Solvay reported on its lab-scale development of formulations based on HFC-365mfc and blends. A key drawback of HFC-365mfc is its low solubility in standard polyols, compared with HCFC-141b. Trials with a non-flammable blend of 93% HFC-365mfc and 7% HFC-134a showed it can be used in applications ranging from discontinuous panel production to spray foams without major problems, once the polyol systems have been optimized for solubility of 365mfc. In addition, field trials showed that the losses of HFC-134a during foam production are very limited, even in spray foam.
Trials with a blend of HFC-365mfc and n-pentane in industrial PIR laminate foaming plants showed that it can achieve better insulation value than foams with hydrocarbons.
At the meeting, there were several papers on flexible-foam developments for car seats and mats for sound insulation. The issue of foams' contribution to VOCs and windshield fogging was addressed in two reports.
Air Products & Chemicals unveiled a family of proprietary, non-fugitive, cell-opening blowing catalysts. These experimental catalysts chemically bind to the foam matrix, rendering them incapable of migrating afterward. As a result, the new catalysts are said to provide significant improvements in fogging and vinyl staining.

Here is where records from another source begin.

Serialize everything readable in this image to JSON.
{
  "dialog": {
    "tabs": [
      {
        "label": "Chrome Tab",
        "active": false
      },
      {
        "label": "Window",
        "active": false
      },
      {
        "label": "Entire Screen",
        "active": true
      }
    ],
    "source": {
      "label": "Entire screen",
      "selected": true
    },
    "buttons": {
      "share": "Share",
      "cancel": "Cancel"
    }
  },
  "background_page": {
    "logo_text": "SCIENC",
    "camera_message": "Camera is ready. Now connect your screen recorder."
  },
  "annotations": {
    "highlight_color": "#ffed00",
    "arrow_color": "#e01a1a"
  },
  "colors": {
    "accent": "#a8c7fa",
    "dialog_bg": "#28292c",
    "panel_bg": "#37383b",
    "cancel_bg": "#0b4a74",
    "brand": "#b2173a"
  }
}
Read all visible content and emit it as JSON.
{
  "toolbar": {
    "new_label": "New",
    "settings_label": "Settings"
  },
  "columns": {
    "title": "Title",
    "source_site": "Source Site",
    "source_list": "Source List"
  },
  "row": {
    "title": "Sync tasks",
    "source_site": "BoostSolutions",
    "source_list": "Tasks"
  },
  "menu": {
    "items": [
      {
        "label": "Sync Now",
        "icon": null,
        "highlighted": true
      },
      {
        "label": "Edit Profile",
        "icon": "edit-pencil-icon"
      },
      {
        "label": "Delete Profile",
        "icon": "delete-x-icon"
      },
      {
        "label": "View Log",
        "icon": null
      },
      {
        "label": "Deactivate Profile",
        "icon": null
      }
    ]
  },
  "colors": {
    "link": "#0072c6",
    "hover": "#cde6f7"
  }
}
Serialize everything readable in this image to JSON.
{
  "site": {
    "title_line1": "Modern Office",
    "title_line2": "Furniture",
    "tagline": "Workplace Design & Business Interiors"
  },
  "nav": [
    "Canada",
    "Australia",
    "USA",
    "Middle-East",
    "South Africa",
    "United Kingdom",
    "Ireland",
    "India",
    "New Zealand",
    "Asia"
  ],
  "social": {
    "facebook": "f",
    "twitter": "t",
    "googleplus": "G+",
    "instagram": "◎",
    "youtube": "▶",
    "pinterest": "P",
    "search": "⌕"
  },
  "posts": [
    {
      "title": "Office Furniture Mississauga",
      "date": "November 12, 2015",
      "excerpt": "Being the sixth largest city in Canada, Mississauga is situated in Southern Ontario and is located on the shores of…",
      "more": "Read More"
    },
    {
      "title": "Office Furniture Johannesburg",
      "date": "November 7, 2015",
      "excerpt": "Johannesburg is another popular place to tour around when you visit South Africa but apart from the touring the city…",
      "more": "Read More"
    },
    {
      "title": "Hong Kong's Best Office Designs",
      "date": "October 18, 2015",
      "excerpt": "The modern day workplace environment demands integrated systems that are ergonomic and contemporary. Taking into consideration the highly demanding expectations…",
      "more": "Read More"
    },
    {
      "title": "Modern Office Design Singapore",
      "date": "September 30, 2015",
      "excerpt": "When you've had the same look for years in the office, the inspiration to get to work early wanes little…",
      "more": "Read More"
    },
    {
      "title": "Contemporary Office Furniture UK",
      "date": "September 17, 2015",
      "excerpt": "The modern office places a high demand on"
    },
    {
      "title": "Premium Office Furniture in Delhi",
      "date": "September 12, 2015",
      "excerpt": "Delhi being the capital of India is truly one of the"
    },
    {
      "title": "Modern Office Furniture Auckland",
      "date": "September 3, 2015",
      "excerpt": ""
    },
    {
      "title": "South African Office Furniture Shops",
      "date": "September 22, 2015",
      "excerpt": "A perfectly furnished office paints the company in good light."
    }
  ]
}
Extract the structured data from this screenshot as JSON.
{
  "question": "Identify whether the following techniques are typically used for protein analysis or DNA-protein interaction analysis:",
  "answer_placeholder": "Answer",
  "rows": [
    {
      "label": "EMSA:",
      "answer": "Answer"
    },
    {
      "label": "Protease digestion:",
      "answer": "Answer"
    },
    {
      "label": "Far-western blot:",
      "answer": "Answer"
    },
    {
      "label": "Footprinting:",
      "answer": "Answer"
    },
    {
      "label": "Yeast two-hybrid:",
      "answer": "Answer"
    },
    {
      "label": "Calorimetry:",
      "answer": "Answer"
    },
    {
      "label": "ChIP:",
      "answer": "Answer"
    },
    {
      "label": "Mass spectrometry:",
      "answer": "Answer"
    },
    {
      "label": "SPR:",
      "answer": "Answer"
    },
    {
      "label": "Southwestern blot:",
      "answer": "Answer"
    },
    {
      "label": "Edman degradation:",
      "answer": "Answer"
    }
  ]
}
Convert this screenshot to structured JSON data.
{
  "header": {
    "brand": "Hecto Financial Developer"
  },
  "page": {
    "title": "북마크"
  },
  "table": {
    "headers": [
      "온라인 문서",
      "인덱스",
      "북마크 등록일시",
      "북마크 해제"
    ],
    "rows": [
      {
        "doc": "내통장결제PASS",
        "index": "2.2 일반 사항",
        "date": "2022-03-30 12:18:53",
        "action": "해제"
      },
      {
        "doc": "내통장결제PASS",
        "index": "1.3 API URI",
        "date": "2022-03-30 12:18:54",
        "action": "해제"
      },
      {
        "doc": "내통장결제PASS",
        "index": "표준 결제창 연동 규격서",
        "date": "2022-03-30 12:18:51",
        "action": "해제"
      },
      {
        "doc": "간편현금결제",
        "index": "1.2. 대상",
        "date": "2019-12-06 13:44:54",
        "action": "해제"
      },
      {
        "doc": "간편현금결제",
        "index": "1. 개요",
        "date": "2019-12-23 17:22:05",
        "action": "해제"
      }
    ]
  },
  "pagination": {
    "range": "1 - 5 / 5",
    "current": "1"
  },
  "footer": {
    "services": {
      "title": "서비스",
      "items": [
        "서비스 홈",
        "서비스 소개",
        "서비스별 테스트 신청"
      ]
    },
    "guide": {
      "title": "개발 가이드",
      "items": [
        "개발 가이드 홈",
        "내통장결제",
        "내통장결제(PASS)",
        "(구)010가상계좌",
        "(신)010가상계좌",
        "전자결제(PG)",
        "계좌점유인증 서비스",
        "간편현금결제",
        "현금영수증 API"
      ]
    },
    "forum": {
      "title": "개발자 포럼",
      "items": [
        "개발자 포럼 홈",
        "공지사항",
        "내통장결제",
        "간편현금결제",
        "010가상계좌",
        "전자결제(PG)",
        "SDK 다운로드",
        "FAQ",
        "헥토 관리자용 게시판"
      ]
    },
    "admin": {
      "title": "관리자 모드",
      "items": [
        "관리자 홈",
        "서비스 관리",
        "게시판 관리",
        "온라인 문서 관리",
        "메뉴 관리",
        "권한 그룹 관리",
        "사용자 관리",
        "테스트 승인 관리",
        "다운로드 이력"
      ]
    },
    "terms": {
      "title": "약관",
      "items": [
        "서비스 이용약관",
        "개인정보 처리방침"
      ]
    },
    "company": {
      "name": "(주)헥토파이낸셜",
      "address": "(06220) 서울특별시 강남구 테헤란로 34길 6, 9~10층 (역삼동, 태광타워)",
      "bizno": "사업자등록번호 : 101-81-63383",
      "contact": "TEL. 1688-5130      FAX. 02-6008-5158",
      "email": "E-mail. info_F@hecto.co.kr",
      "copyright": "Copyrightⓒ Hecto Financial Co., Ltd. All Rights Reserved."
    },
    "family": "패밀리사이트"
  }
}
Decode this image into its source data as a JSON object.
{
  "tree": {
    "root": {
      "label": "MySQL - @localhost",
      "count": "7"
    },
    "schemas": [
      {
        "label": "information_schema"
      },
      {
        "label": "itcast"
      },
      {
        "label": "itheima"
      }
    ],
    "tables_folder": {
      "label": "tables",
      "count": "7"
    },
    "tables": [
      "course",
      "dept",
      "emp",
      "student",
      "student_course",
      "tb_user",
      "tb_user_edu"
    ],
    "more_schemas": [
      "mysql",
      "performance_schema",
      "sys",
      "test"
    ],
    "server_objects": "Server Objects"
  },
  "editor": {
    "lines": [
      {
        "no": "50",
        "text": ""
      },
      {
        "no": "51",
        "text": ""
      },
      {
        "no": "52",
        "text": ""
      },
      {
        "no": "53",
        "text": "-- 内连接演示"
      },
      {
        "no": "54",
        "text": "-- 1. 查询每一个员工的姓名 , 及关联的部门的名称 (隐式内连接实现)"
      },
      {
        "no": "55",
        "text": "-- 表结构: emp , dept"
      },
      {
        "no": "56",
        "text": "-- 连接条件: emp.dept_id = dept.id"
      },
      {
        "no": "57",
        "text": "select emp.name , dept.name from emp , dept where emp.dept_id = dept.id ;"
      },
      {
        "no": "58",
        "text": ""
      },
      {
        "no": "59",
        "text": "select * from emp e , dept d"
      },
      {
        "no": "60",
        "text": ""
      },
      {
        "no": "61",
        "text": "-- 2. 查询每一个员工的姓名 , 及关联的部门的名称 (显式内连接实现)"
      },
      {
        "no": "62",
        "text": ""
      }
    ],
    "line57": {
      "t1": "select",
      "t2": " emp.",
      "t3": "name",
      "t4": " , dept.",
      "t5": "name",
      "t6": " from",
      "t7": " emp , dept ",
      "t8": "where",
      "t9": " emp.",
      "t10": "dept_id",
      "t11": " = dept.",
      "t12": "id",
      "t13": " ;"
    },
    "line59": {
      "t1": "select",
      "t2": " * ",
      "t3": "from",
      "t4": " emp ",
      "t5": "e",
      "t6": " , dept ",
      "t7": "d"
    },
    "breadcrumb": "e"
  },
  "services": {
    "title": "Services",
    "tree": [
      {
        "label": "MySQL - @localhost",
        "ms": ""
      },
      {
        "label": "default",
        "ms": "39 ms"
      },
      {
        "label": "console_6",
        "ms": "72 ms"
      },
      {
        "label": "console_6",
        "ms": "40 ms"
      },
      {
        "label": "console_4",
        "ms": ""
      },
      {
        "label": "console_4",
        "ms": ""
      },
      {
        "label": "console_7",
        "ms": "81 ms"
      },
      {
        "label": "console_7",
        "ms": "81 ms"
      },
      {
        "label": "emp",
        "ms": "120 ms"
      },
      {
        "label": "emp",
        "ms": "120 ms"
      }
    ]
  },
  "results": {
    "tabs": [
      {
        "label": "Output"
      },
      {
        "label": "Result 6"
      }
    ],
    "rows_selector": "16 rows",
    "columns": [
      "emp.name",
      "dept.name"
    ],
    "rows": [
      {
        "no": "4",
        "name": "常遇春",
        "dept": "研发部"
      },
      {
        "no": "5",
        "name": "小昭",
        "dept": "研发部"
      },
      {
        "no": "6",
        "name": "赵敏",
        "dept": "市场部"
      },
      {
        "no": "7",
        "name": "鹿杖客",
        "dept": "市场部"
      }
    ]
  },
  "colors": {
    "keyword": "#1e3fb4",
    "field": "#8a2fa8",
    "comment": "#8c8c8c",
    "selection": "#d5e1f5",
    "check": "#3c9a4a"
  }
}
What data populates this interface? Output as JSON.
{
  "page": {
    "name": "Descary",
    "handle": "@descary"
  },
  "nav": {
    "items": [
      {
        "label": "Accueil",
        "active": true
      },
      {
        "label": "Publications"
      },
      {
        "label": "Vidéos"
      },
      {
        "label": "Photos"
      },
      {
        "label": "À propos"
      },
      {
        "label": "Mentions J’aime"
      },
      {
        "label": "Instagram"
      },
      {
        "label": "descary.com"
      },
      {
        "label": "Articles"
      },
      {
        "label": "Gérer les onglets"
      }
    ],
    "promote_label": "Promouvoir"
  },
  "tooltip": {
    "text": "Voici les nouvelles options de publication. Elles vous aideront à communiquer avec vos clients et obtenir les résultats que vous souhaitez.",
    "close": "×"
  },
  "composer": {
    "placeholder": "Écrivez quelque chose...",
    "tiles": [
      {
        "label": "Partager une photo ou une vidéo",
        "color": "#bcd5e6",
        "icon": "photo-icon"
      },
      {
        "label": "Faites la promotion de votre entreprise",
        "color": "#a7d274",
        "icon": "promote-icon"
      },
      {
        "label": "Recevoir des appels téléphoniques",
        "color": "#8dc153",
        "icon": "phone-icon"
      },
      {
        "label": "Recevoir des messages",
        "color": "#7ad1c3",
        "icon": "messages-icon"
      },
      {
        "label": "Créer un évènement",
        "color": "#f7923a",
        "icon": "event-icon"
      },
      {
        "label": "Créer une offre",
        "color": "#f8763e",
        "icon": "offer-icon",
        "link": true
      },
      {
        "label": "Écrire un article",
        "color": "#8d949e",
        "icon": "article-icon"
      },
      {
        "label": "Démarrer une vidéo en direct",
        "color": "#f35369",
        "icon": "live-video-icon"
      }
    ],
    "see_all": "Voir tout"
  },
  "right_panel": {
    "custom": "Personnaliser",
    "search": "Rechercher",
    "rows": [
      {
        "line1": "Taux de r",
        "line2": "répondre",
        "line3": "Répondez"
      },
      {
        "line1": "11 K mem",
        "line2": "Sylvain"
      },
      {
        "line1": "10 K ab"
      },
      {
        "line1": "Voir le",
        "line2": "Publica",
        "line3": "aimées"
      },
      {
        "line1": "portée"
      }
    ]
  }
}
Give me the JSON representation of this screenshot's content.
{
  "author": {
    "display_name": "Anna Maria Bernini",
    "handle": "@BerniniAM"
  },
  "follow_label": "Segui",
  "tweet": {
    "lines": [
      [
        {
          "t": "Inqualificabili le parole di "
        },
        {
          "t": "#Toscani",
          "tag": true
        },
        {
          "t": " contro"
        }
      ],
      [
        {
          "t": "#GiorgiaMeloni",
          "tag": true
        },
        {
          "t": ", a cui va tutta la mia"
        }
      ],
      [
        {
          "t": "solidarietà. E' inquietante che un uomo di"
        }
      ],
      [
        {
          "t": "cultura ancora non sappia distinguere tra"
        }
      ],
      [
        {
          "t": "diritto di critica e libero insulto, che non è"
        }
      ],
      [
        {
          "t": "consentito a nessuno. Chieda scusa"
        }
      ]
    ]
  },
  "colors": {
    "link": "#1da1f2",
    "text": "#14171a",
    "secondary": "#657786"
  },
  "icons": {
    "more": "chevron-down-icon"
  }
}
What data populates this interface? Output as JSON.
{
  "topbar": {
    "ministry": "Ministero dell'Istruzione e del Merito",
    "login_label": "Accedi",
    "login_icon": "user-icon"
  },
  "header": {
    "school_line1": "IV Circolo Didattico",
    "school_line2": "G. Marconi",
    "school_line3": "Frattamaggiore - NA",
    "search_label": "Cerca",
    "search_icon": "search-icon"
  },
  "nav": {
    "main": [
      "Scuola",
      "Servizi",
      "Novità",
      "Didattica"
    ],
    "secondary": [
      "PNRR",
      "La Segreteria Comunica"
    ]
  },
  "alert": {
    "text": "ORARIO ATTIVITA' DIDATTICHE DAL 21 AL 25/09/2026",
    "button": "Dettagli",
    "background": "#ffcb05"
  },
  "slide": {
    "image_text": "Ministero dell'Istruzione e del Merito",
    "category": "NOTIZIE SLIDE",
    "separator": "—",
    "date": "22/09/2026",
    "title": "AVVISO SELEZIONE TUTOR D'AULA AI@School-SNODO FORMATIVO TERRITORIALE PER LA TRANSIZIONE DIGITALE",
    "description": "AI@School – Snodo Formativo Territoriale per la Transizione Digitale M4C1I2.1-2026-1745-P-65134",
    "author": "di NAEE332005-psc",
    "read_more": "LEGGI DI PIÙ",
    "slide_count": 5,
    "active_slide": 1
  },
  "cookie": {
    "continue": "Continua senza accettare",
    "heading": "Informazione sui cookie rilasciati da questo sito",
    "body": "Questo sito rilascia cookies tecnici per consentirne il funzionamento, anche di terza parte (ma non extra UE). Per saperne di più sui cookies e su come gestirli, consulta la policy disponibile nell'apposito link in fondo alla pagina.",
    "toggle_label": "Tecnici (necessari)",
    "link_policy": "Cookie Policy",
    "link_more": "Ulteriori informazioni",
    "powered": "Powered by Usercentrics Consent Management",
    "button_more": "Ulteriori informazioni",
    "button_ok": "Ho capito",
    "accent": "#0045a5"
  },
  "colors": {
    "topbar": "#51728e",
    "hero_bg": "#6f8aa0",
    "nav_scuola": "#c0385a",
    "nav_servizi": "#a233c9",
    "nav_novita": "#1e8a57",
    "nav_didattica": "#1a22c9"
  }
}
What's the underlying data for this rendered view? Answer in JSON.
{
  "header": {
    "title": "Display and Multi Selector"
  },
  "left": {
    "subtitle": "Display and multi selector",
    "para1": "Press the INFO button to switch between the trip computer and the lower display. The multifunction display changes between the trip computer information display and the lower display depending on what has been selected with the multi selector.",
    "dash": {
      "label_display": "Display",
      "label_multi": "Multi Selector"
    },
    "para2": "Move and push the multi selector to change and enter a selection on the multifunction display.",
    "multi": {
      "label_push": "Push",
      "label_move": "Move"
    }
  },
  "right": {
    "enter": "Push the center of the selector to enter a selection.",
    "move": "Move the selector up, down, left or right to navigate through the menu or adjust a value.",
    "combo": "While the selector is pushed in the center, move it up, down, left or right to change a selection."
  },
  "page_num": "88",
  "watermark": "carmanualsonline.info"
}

They are also said to provide good physical properties (dimensional stability, airflow, compression set, and crushability) equal to or better than industry standards.
Goldschmidt AG reported on three new low-fogging (LF) silicone surfactants--Tegostab B 4113 LF, 8715 LF, and 8729 LF--designed to replace currently used products without sacrificing performance in foams based on MDI, TDI, and blends. The new LF products were shown to perform as well as established surfactants in terms of foam structure, density, and other physical properties.
Bayer reported on a cold-cure, low-density, MDI-based flexible-foam technology for automotive seating that boasts excellent elongation and tear properties, along with good humid-aged and wet-set performance. The secret is said to be a careful balance of polyol functionality and isocyanate composition and functionality at the elevated water level necessary to reach the lower densities. Core densities below 2.5 pcf can be achieved while maintaining good foam performance, Bayer says. In addition to molded seating, the technology is suitable for foam-in-cover seating, headrests, and sound-deadening carpet underlay.
Shell unveiled Caradol MD32-04, a new "BHT-lean" polymer polyol that is said to produce intermediate-hardness, high-resilience, TDI-based foams for auto seating. It reportedly also exhibits a wide processing latitude. This new type of polymer polyol, made with Shell's POSTech technology, contains stably dispersed polystyrene particles. Mechanical properties of foams made with the new polyol include superior tear strengths, leading to shorter demold times, as well as excellent foam durability, which enhances both static and dynamic seating comfort.